You can also intentionally set the wrong white balance to give an image a certain color (which as discussed above, can give a certain feeling to the images). For example, many people prefer to use the cloudy white balance setting when photographing in daylight as it warms the image up and adds a bit more energy.
If you want to go even further, you can modify the colors of an image completely. If you look at infrared photos you'll probably see quite a few different variations on color. This is because infrared has no color that we can see, so the infrared light recorded needs to swapped into a color we can see. And there's no standard way to do this, hence the large number of different interpretations you'll find.
But there's no reason strange and unusually colored images should be restricted to infrared. Just because most people see green light as being green doesn't mean that's the only way to see it.
You don't have to go crazy with manipulating colors either, you might want to try recreating the effects of certain types of film to give a vintage effect. There's lots of different ways you can play with color and lots of different effects you can achieve.

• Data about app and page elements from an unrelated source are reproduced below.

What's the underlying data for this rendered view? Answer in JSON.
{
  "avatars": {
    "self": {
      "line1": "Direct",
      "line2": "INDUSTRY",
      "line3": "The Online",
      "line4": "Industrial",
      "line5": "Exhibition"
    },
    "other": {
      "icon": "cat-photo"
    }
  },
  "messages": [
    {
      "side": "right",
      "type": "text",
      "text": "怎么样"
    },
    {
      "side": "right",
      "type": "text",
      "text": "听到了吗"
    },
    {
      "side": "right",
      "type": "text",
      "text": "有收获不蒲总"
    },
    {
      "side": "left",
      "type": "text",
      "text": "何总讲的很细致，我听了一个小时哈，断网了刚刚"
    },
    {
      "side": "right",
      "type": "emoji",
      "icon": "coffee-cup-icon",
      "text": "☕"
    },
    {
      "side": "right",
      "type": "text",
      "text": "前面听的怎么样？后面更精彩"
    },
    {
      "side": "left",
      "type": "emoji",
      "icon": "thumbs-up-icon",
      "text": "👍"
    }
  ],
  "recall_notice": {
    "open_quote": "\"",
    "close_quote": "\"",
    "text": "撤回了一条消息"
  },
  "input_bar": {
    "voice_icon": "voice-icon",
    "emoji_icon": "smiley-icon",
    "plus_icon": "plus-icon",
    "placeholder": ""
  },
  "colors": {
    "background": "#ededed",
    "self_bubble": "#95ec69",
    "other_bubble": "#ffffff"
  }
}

Image editing tools particularly useful for modifying color are the Hue adjustment, RGB curves adjustment (adjusting each channel separately), and the channel mixer.

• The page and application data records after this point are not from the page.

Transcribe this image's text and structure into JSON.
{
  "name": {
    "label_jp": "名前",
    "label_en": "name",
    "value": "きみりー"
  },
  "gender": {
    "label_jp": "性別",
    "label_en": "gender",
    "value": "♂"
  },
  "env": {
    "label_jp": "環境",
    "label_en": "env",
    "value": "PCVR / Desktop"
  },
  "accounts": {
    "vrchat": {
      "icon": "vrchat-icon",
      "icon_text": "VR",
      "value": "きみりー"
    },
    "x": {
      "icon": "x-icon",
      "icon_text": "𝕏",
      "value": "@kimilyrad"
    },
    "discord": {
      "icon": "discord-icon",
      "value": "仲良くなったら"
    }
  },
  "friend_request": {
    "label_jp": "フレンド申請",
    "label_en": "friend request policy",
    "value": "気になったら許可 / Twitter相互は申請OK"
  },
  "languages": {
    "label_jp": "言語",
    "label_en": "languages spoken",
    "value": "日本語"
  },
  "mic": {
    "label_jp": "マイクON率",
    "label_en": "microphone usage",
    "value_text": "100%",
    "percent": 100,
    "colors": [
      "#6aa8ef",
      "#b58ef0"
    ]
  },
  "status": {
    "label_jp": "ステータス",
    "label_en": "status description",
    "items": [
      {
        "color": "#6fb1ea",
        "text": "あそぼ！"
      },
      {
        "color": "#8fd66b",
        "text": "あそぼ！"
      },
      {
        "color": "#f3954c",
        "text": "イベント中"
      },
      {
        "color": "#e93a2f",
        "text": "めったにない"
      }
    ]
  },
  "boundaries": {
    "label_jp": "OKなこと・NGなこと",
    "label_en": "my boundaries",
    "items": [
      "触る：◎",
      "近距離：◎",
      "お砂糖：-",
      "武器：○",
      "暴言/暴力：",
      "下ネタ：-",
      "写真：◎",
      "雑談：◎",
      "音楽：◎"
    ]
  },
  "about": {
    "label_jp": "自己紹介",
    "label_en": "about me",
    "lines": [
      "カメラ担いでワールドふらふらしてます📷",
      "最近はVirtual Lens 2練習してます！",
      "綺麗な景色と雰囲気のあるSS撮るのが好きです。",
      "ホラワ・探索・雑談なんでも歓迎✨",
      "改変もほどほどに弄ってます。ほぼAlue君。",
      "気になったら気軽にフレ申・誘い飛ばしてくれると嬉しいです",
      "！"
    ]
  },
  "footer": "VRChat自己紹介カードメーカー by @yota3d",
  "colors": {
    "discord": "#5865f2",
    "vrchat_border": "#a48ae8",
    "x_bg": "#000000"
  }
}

While definitely not a strict rule to be followed at all times, you'll generally find you achieve more pleasing images if you try and restrict the number of different hues in the image. One of the basic rules of good composition is to simplify, and this follows that rule. Too many different colors in the image can be confusing - the viewer doesn't know where to look.
This green tea is orange by mendhak on Flickr (licensed CC-BY-SA) - nice photo making use of very few colors - the table is brown, reflections of lights on the table and the tea are orange, the teapot is black and cup is white (technically black and white are tones, not colors).
When referring to restricting the number of colors, I mean restricting your photo to a limited number of groups of colors. You may have an image with two main colors, and different tones and saturation of those colors. But you'll probably want to avoid images containing many vastly different colors, e.g. an image containing blue, purple, yellow, red, green, cyan, and orange could be a bit much.
Colors with low levels of saturation, i.e. pastel colors can work very well for portraits. They give a soft, sometimes even dreamy feeling to an image.
And it's not just portraits, either. Any time you want to create a soft effect, going for pastel colors can work well.
While increasing the saturation of an image when editing can often give a gaudy effect, there's no such problem when partially desaturating an image to get a pastel effect. If you go too far with the desaturation, you just end up with a slightly colored black and white image.
Pastels usually look best when the image is relatively low contrast. This can be achieved in-camera though careful use of lighting, to avoid a big difference in brightness between highlight and shadow areas. Or you can decrease the contrast when editing the image.
Making careful use of color in your photography can bring about a great improvement in your images. To help get yourself thinking more about the use of color, why not try setting yourself a color related photography project?
For example, taking photos only of scenes with a specific dominant color in them. Or taking photos that only feature different shades and varying saturation of a single color. Or looking specifically for compositions that feature complementary colors.
There's almost endless different color related projects you could try, the important thing really is to put your knowledge of use of color into practice. This will help you remember it, until eventually it becomes second nature.